Article in English | ProQuest Central | ID: covidwho-2304409
Journal of Pain and Symptom Management ; 65(5):e569-e570, 2023.
Article in English | EMBASE | ID: covidwho-2304040
14th IEEE/ACM International Conference on Advances in Social Networks Analysis and Mining, ASONAM 2022 ; : 444-453, 2022.
Article in English | Scopus | ID: covidwho-2290980
J Biomed Inform ; 141: 104361, 2023 05.
Article in English | MEDLINE | ID: covidwho-2298614


BACKGROUND: The International Classification of Diseases (ICD) codes represent the global standard for reporting disease conditions. The current ICD codes connote direct human-defined relationships among diseases in a hierarchical tree structure. Representing the ICD codes as mathematical vectors helps to capture nonlinear relationships in medical ontologies across diseases. METHODS: We propose a universally applicable framework called "ICD2Vec" designed to provide mathematical representations of diseases by encoding corresponding information. First, we present the arithmetical and semantic relationships between diseases by mapping composite vectors for symptoms or diseases to the most similar ICD codes. Second, we investigated the validity of ICD2Vec by comparing the biological relationships and cosine similarities among the vectorized ICD codes. Third, we propose a new risk score called IRIS, derived from ICD2Vec, and demonstrate its clinical utility with large cohorts from the UK and South Korea. RESULTS: Semantic compositionality was qualitatively confirmed between descriptions of symptoms and ICD2Vec. For example, the diseases most similar to COVID-19 were found to be the common cold (ICD-10: J00), unspecified viral hemorrhagic fever (ICD-10: A99), and smallpox (ICD-10: B03). We show the significant associations between the cosine similarities derived from ICD2Vec and the biological relationships using disease-to-disease pairs. Furthermore, we observed significant adjusted hazard ratios (HR) and area under the receiver operating characteristics (AUROC) between IRIS and risks for eight diseases. For instance, the higher IRIS for coronary artery disease (CAD) can be the higher probability for the incidence of CAD (HR: 2.15 [95% CI 2.02-2.28] and AUROC: 0.587 [95% CI 0.583-0.591]). We identified individuals at substantially increased risk of CAD using IRIS and 10-year atherosclerotic cardiovascular disease risk (adjusted HR: 4.26 [95% CI 3.59-5.05]). CONCLUSIONS: ICD2Vec, a proposed universal framework for converting qualitatively measured ICD codes into quantitative vectors containing semantic relationships between diseases, exhibited a significant correlation with actual biological significance. In addition, the IRIS was a significant predictor of major diseases in a prospective study using two large-scale datasets. Based on this clinical validity and utility evidence, we suggest that publicly available ICD2Vec can be used in diverse research and clinical practices and has important clinical implications.
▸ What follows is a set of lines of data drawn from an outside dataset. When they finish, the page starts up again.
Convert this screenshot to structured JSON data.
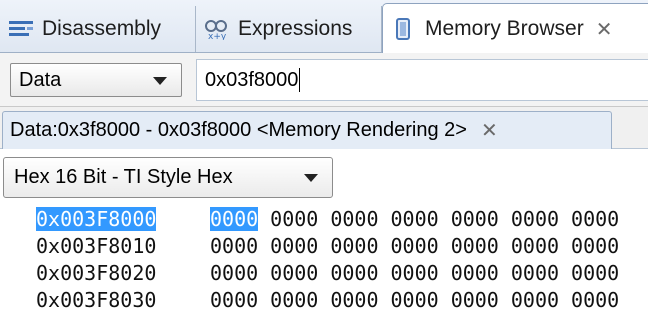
{
  "tabs": [
    {
      "label": "Disassembly",
      "icon": "disassembly-icon"
    },
    {
      "label": "Expressions",
      "icon": "expressions-icon"
    },
    {
      "label": "Memory Browser",
      "icon": "memory-browser-icon",
      "active": true
    }
  ],
  "address_bar": {
    "memory_space": "Data",
    "address_value": "0x03f8000"
  },
  "rendering_tab": {
    "label": "Data:0x3f8000 - 0x03f8000 <Memory Rendering 2>"
  },
  "format": {
    "selected": "Hex 16 Bit - TI Style Hex"
  },
  "memory_rows": [
    {
      "address": "0x003F8000",
      "values": [
        "0000",
        "0000",
        "0000",
        "0000",
        "0000",
        "0000",
        "0000"
      ]
    },
    {
      "address": "0x003F8010",
      "values": [
        "0000",
        "0000",
        "0000",
        "0000",
        "0000",
        "0000",
        "0000"
      ]
    },
    {
      "address": "0x003F8020",
      "values": [
        "0000",
        "0000",
        "0000",
        "0000",
        "0000",
        "0000",
        "0000"
      ]
    },
    {
      "address": "0x003F8030",
      "values": [
        "0000",
        "0000",
        "0000",
        "0000",
        "0000",
        "0000",
        "0000"
      ]
    }
  ],
  "colors": {
    "selection": "#3399ff",
    "tab_strip": "#dfe7f2"
  }
}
COVID-19 , Coronary Artery Disease , Humans , Prospective Studies , Risk Factors , ROC Curve , International Classification of Diseases
4th International Conference on Smart Applications and Data Analysis, SADASC 2022 ; 1677 CCIS:3-16, 2022.
Article in English | Scopus | ID: covidwho-2261900
International Journal of Computational Science and Engineering ; 26(2):182-191, 2023.
Article in English | ProQuest Central | ID: covidwho-2261671
International Journal of Sustainability in Higher Education ; 24(3):602-636, 2023.
Article in English | ProQuest Central | ID: covidwho-2260509
2022 International Conference on Data Science, Agents and Artificial Intelligence, ICDSAAI 2022 ; 2022.
Article in English | Scopus | ID: covidwho-2259998
3rd International Conference on Education, Knowledge and Information Management, ICEKIM 2022 ; : 965-968, 2022.
Article in English | Scopus | ID: covidwho-2255893